Task directions
Would you write out the records below exactly as given?

START Exercise data

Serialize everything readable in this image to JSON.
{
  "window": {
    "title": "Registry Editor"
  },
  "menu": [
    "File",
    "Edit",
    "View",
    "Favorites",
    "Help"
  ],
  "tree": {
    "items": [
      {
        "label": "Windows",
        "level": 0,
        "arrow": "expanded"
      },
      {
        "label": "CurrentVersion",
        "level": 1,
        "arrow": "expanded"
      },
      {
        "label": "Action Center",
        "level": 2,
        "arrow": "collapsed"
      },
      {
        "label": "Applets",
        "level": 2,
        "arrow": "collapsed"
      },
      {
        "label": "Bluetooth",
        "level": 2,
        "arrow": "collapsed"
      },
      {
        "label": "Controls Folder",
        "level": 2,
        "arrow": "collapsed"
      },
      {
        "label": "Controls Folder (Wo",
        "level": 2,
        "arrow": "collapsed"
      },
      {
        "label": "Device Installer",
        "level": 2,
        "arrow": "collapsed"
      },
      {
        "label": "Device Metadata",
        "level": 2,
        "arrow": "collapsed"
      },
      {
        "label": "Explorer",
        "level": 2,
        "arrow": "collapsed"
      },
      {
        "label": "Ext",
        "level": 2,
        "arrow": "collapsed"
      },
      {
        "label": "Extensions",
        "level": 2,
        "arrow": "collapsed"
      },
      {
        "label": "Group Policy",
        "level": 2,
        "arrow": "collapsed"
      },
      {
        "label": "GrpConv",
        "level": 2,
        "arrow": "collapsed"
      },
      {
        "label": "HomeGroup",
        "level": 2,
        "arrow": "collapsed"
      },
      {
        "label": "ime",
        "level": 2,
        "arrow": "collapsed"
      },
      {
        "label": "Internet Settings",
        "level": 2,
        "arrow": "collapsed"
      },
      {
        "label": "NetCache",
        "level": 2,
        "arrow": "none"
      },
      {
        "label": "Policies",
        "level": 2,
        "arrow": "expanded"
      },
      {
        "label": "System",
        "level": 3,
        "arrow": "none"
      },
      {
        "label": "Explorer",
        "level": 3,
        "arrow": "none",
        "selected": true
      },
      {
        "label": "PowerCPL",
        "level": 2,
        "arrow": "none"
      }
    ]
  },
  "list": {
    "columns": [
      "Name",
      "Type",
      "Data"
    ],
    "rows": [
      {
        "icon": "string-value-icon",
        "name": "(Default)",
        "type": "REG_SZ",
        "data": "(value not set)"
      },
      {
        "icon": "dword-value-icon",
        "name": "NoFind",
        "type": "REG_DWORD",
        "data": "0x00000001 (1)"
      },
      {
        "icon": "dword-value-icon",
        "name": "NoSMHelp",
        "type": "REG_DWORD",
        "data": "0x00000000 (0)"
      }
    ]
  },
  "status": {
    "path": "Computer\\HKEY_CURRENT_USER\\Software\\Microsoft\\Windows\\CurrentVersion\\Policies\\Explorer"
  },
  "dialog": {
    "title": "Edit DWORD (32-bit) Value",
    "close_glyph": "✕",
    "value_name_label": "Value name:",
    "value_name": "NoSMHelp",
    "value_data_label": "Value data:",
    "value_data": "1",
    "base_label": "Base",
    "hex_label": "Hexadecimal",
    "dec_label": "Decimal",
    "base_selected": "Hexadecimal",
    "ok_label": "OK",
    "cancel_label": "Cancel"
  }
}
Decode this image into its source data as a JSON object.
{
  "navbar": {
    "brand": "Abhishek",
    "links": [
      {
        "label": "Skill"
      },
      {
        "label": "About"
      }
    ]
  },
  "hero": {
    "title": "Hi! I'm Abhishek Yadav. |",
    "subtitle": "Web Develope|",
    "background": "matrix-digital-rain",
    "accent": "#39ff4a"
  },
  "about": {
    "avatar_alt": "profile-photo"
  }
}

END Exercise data

Solution for this problem
Serialize everything readable in this image to JSON.
{
  "window": {
    "title": "Registry Editor"
  },
  "menu": [
    "File",
    "Edit",
    "View",
    "Favorites",
    "Help"
  ],
  "tree": {
    "items": [
      {
        "label": "Windows",
        "level": 0,
        "arrow": "expanded"
      },
      {
        "label": "CurrentVersion",
        "level": 1,
        "arrow": "expanded"
      },
      {
        "label": "Action Center",
        "level": 2,
        "arrow": "collapsed"
      },
      {
        "label": "Applets",
        "level": 2,
        "arrow": "collapsed"
      },
      {
        "label": "Bluetooth",
        "level": 2,
        "arrow": "collapsed"
      },
      {
        "label": "Controls Folder",
        "level": 2,
        "arrow": "collapsed"
      },
      {
        "label": "Controls Folder (Wo",
        "level": 2,
        "arrow": "collapsed"
      },
      {
        "label": "Device Installer",
        "level": 2,
        "arrow": "collapsed"
      },
      {
        "label": "Device Metadata",
        "level": 2,
        "arrow": "collapsed"
      },
      {
        "label": "Explorer",
        "level": 2,
        "arrow": "collapsed"
      },
      {
        "label": "Ext",
        "level": 2,
        "arrow": "collapsed"
      },
      {
        "label": "Extensions",
        "level": 2,
        "arrow": "collapsed"
      },
      {
        "label": "Group Policy",
        "level": 2,
        "arrow": "collapsed"
      },
      {
        "label": "GrpConv",
        "level": 2,
        "arrow": "collapsed"
      },
      {
        "label": "HomeGroup",
        "level": 2,
        "arrow": "collapsed"
      },
      {
        "label": "ime",
        "level": 2,
        "arrow": "collapsed"
      },
      {
        "label": "Internet Settings",
        "level": 2,
        "arrow": "collapsed"
      },
      {
        "label": "NetCache",
        "level": 2,
        "arrow": "none"
      },
      {
        "label": "Policies",
        "level": 2,
        "arrow": "expanded"
      },
      {
        "label": "System",
        "level": 3,
        "arrow": "none"
      },
      {
        "label": "Explorer",
        "level": 3,
        "arrow": "none",
        "selected": true
      },
      {
        "label": "PowerCPL",
        "level": 2,
        "arrow": "none"
      }
    ]
  },
  "list": {
    "columns": [
      "Name",
      "Type",
      "Data"
    ],
    "rows": [
      {
        "icon": "string-value-icon",
        "name": "(Default)",
        "type": "REG_SZ",
        "data": "(value not set)"
      },
      {
        "icon": "dword-value-icon",
        "name": "NoFind",
        "type": "REG_DWORD",
        "data": "0x00000001 (1)"
      },
      {
        "icon": "dword-value-icon",
        "name": "NoSMHelp",
        "type": "REG_DWORD",
        "data": "0x00000000 (0)"
      }
    ]
  },
  "status": {
    "path": "Computer\\HKEY_CURRENT_USER\\Software\\Microsoft\\Windows\\CurrentVersion\\Policies\\Explorer"
  },
  "dialog": {
    "title": "Edit DWORD (32-bit) Value",
    "close_glyph": "✕",
    "value_name_label": "Value name:",
    "value_name": "NoSMHelp",
    "value_data_label": "Value data:",
    "value_data": "1",
    "base_label": "Base",
    "hex_label": "Hexadecimal",
    "dec_label": "Decimal",
    "base_selected": "Hexadecimal",
    "ok_label": "OK",
    "cancel_label": "Cancel"
  }
}
Decode this image into its source data as a JSON object.
{
  "navbar": {
    "brand": "Abhishek",
    "links": [
      {
        "label": "Skill"
      },
      {
        "label": "About"
      }
    ]
  },
  "hero": {
    "title": "Hi! I'm Abhishek Yadav. |",
    "subtitle": "Web Develope|",
    "background": "matrix-digital-rain",
    "accent": "#39ff4a"
  },
  "about": {
    "avatar_alt": "profile-photo"
  }
}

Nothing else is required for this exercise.